• **How to complete this task**:
What is needed here is an exact copy of every entry.

Stored dataset items
____________

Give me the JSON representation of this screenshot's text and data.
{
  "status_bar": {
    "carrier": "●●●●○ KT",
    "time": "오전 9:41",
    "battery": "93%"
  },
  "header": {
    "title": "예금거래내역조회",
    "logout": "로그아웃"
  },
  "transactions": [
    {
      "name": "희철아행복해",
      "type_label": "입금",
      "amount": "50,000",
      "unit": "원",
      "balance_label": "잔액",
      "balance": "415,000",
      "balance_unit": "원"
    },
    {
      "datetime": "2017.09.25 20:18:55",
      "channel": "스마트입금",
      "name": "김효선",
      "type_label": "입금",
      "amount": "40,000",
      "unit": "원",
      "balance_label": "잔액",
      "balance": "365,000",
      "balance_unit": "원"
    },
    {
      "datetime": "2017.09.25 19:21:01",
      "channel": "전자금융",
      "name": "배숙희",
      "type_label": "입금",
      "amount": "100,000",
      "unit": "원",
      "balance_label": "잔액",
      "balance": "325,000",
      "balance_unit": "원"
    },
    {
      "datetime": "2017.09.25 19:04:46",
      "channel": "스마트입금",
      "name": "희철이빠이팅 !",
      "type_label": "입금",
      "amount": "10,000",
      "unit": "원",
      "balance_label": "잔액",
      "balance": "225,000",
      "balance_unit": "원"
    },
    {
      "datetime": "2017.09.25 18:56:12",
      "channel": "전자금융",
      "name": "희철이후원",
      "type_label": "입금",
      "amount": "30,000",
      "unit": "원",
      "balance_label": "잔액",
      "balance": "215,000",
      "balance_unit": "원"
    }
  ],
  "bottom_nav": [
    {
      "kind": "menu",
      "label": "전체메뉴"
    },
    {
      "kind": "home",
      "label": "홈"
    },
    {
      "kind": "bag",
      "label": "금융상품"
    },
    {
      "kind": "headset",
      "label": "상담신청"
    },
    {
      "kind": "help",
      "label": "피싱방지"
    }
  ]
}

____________

• **Exercise solution**:
Give me the JSON representation of this screenshot's text and data.
{
  "status_bar": {
    "carrier": "●●●●○ KT",
    "time": "오전 9:41",
    "battery": "93%"
  },
  "header": {
    "title": "예금거래내역조회",
    "logout": "로그아웃"
  },
  "transactions": [
    {
      "name": "희철아행복해",
      "type_label": "입금",
      "amount": "50,000",
      "unit": "원",
      "balance_label": "잔액",
      "balance": "415,000",
      "balance_unit": "원"
    },
    {
      "datetime": "2017.09.25 20:18:55",
      "channel": "스마트입금",
      "name": "김효선",
      "type_label": "입금",
      "amount": "40,000",
      "unit": "원",
      "balance_label": "잔액",
      "balance": "365,000",
      "balance_unit": "원"
    },
    {
      "datetime": "2017.09.25 19:21:01",
      "channel": "전자금융",
      "name": "배숙희",
      "type_label": "입금",
      "amount": "100,000",
      "unit": "원",
      "balance_label": "잔액",
      "balance": "325,000",
      "balance_unit": "원"
    },
    {
      "datetime": "2017.09.25 19:04:46",
      "channel": "스마트입금",
      "name": "희철이빠이팅 !",
      "type_label": "입금",
      "amount": "10,000",
      "unit": "원",
      "balance_label": "잔액",
      "balance": "225,000",
      "balance_unit": "원"
    },
    {
      "datetime": "2017.09.25 18:56:12",
      "channel": "전자금융",
      "name": "희철이후원",
      "type_label": "입금",
      "amount": "30,000",
      "unit": "원",
      "balance_label": "잔액",
      "balance": "215,000",
      "balance_unit": "원"
    }
  ],
  "bottom_nav": [
    {
      "kind": "menu",
      "label": "전체메뉴"
    },
    {
      "kind": "home",
      "label": "홈"
    },
    {
      "kind": "bag",
      "label": "금융상품"
    },
    {
      "kind": "headset",
      "label": "상담신청"
    },
    {
      "kind": "help",
      "label": "피싱방지"
    }
  ]
}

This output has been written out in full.